Pelvalon today announced the publication in BMJ Innovations of peer-reviewed research from the original proof-of-concept study. This first-in-woman study provided the initial demonstration of the key design principles of Eclipse: that a non-surgical vaginal insert can effectively and comfortably control the bowel.
Eric R. Sokol, M.D., Co-Director of Urogynecology and Pelvic Reconstructive Surgery and Associate Professor at Stanford University School of Medicine, was the principal investigator for this early study of the first vaginal insert for bowel control. “This feasibility work was an important proof-of-concept for the Eclipse System, demonstrating that a vaginal insert could successfully occlude the rectum and, importantly, was well tolerated and comfortable for the women who wore it,” said Dr. Sokol. “These findings lead to clinical development of Eclipse, which is now helping women across the United States suffering from this embarrassing condition.”

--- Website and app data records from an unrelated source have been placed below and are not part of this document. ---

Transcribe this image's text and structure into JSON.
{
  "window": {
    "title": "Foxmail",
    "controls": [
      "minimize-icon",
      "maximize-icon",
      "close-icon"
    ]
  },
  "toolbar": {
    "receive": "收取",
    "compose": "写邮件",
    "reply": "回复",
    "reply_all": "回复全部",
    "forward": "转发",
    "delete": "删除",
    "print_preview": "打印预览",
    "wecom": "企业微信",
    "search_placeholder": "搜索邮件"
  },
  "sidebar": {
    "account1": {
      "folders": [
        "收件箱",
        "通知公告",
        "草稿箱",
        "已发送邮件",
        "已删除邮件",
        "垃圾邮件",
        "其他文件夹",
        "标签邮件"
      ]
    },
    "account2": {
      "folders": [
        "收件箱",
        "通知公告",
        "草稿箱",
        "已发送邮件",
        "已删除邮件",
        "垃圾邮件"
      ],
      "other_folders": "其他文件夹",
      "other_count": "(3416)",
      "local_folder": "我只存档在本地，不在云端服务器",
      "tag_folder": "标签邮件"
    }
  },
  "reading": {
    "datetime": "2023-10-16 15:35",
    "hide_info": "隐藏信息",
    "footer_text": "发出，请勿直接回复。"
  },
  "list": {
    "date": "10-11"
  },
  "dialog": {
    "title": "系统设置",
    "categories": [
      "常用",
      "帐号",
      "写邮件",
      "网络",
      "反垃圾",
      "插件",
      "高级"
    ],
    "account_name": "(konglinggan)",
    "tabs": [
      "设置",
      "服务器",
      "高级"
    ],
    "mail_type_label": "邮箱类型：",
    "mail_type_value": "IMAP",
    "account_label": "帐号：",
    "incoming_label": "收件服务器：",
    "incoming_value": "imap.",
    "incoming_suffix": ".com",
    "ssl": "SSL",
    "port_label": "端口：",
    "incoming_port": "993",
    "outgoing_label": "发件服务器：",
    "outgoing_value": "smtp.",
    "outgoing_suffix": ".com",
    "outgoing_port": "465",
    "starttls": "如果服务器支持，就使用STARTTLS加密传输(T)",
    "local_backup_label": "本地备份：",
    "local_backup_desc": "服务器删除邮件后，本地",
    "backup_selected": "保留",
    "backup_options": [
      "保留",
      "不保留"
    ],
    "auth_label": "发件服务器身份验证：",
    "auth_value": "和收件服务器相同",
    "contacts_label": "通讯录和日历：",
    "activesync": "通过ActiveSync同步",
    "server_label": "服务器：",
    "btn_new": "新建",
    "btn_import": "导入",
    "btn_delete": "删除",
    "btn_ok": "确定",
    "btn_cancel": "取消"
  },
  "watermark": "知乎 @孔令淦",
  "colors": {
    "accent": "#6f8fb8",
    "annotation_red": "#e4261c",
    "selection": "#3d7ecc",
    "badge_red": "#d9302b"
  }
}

BMJ Innovations highlights the latest medical devices, technologies, processes and systems that improve patient care, focusing on clinical innovation.